I watched Miller’s speech today. I’m working from memory, but I don’t think he talked about himself in the entire speech, except in the context of praising someone else. He presented his career as having the luck to be in the right place at the right time with the right people … he’s just a kid from Hayward who wanted to eat french fries. When the speech was over, I thought it was a little too low-key. But I’m still thinking about it several hours later, and that gets at the good feelings his speech elicited.
I thought of posting one or two of Jon’s most famous calls … in the past here, I’ve posted the Ruben Rivera gaffe (“That was the worst base running in the history of the game!”), Miller’s legendary Vin Scully imitation, and what will always be the most remarkable of his many tricks, his imitation of Scully in Japanese. But today isn’t the day for a clip.
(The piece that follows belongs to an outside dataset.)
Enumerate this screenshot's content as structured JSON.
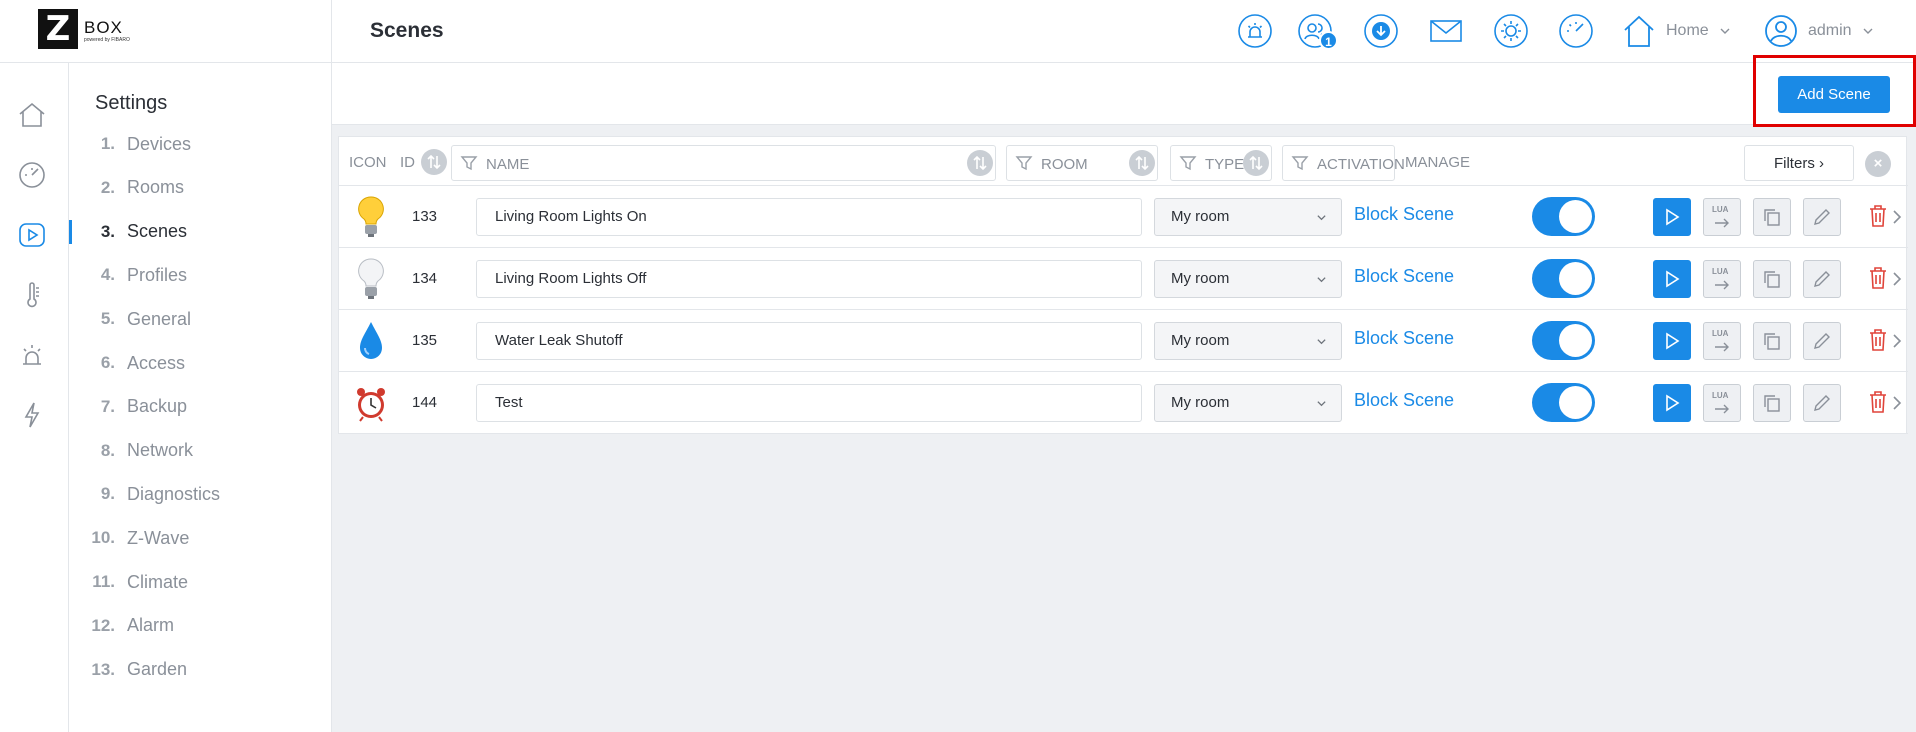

Jon Miller isn’t in the Hall of Fame because of his Vin Scully imitation. He’s there because of his uncanny ability to draw a picture for the radio audience. He’s there because of his rapport with his fellow broadcasters. He’s there because of his fans. Every baseball fan has a favorite announcer, usually the one we grew up with. They’re with us for six months of every year, like a friend only more ubiquitous. Some of these announcers become known to the country at large … some of them are in the Hall of Fame. When you hear Vin Scully, you think “Dodgers.”
Well, this is Jon Miller: fans in two different cities feel that way about him, Baltimore and San Francisco.
Finally, you can’t talk about Bay Area sports announcers without noting the amazing luck we’ve had over the years with the quality of our guys. Miller is the third Giants announcer to get into the baseball Hall … Bill King is equally deserving, which is particularly noteworthy because he was even better at basketball, and no slouch at football. Hank Greenwald was a perfect fit for the Bay Area. “Kruk and Kuip” regularly get raves from people who don’t even live here. Greg Papa, like King, is a triple threat who can do all the major sports … he’s the closest anyone comes to King’s excellence at basketball. Ken Korach doesn’t get a lot of attention with the A’s, but he’s solid and, I’m guessing, a voice A’s fans associate with their team. We’re blessed, no doubt about it.